Would I have to start planning outfits around the tattoo like I plan for weather?
The world ended at 8pm on Sunday night, with a grinding from overclogged servers. I wasn’t even there to see it; booted mere moments before the clock wound down to zero, I was frantically refreshing while others were standing around in huddled groups, waiting for the end to come on streets littered with belongings cast aside by those who no longer needed them.
I am speaking, of course, of Glitch, a delightfully whimsical massively multiplayer game that I was only recently introduced to. Almost as soon as I got immersed in the world, the game’s parent company, Tiny Speck, sadly announced that it was being forced to close the game because it simply wasn’t sustainable; it needed more subscribers and more of a following, and the Flash base upon which the game was built just wasn’t up to the task of supporting all of us anymore.
In the mythology of Glitch, eleven Giants created the world through imagination, dreaming up a far-flung series of islands and a mainland with numerous streets through which you could wind, interacting with all sorts of creatures (piggies, chickens, butterflies, sloths...) and plant life (fruit trees, gas trees, spice trees...) as well as peat bogs, rocks for mining, and more. As you gained experience and skills, you could compound elements, build things, teleport, and cook a variety of dishes.

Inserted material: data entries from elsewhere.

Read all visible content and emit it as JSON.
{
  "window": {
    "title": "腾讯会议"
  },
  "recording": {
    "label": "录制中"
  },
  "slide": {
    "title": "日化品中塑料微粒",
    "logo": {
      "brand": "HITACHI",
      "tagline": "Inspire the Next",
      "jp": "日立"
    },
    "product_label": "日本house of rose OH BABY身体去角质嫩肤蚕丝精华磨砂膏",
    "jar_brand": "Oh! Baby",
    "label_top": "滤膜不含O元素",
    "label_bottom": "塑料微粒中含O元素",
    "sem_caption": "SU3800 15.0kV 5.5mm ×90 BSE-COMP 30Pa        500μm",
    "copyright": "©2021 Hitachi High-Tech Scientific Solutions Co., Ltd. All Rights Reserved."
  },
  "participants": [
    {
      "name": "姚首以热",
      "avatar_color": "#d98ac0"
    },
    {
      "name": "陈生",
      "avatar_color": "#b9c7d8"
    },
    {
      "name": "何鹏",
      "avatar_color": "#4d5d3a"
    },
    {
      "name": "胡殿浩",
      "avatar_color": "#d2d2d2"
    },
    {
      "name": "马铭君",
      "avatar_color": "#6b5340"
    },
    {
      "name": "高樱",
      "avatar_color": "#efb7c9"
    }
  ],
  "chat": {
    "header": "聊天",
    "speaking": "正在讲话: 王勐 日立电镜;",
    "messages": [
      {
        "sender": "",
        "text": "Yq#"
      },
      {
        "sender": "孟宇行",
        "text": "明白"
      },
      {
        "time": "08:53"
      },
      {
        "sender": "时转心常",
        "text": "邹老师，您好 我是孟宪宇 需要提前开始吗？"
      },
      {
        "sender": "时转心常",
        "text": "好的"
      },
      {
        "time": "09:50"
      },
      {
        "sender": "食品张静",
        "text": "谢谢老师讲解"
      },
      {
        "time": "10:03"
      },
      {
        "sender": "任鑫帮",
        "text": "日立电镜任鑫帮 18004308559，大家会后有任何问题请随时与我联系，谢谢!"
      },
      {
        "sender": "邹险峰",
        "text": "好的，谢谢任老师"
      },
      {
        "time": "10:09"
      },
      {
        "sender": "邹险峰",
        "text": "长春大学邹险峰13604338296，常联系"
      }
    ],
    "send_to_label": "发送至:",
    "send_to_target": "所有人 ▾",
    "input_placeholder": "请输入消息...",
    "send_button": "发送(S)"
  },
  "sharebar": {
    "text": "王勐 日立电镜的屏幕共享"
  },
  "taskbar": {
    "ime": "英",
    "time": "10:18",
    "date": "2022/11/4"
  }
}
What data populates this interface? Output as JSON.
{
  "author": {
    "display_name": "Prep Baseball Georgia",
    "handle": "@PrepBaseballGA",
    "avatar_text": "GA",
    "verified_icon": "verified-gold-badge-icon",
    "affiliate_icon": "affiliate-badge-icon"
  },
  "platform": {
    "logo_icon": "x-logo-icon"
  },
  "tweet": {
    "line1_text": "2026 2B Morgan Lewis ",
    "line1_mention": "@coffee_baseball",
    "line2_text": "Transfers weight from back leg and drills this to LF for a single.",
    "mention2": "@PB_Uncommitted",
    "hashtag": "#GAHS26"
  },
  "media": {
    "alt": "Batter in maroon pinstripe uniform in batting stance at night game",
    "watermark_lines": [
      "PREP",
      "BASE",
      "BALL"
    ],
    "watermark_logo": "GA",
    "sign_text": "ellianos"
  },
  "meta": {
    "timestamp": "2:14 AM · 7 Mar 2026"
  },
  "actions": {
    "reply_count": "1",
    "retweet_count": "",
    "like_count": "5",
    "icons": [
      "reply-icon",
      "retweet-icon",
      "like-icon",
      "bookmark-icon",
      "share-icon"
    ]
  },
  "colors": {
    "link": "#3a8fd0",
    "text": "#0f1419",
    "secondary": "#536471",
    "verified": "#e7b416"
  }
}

I have to confess that I’ve never really been into games in general, let alone online games (but Lesley has some recs if you want to get into them!), especially those that involve some sort of facsimile of real-life activities; I didn’t need to cook fake things online when I could cook real ones offline, didn’t need to pretend to be a miner when I could go dig a hole in the back yard.
The thing about Glitch, though, was that it wasn’t so much about the tasks you could perform, but the world, which was so very fun to explore. The concept reminded me of Myst and Riven (remember those?), where exploring the game was the game, and your goal as a player was just to have fun and play with things. Except that in Glitch, you also met and interacted with people, sharing resources and skills to complete tasks.
I added floors to my house and built a tower and farmed and grew trees, and I met random people and gave them things and got random things in return. I scooped jellisacs and scraped mortar barnacles and smelted iron ore and rubbed ingots. But more than that, I roamed through a game world that was innovative, creative, fun, magical, and sometimes strikingly beautiful. There were frozen lands and savannas and utterly topsy-turvey dadaistic places with stairs to nowhere.
There was Shim Shiri, oh, glorious Shim Shiri, subject of so much controversy, where you teleported through dino intestines to different locations; your character would bounce around in their guts and get pooped out at Shim Shiri, and you could take another dinosaur to another place by getting sucked up its butt and spat out somewhere new. Some players said it was undignified and juvenile. Others loved it.
What set Glitch apart as a game and as a world was the sense of wonder everywhere; the game developers were totally into making it weird, silly, whimsical, and funny. It didn’t stop when they announced the closure -- they introduced helikitties, possibly the most amazing thing ever, and an entirely new location, the Vortex of Random, which took you through a series of bizarre and sometimes hauntingly beautiful streets.
They were as sad as we were to see the game go, and the last day of the game was filled with announcements from various Giants, bidding us farewell. People frantically quested to fulfill last-minute badges to add to their lists; I managed to score a First Rate Beancounter myself, to tack to the wall with my H2Oh!, Hen Hugger Supremalicious, Egg Poacher, Sprout Stroker, and more. People gave things away to each other and every street became crowded with people standing around and talking, knee-deep in items others had collected and discarded. A friend frantically raced to complete her Maniacal Foxbrusher badge while others, like me, just wondered through the world, visiting favorite spots to say farewell.
The last place I visited was Sliding Skimmers in Drifa, a frozen lake that I’d come to acquire a deep fondness for over my time at Glitch. It was packed solid with people, and then I was abruptly booted out as the server became overloaded with the sudden flood of users wanting to bid the world farewell.
I open Glitch every morning, just in case it was a bad dream. I suspect that in a few weeks I’ll start to get over it, but there’ll be a part of me that always misses it; it was proof for me that other people love whimsy with a hint of juvenilia and witty references and goofiness too. Apparently not enough other people loved it to keep it alive, but I can keep hoping that Glitch will be resurrected -- perhaps in a slightly different form, perhaps with a stronger engine than Flash, perhaps with a business model that is sustainable for long-term survival.
Until then, hail and farewell, Glitch.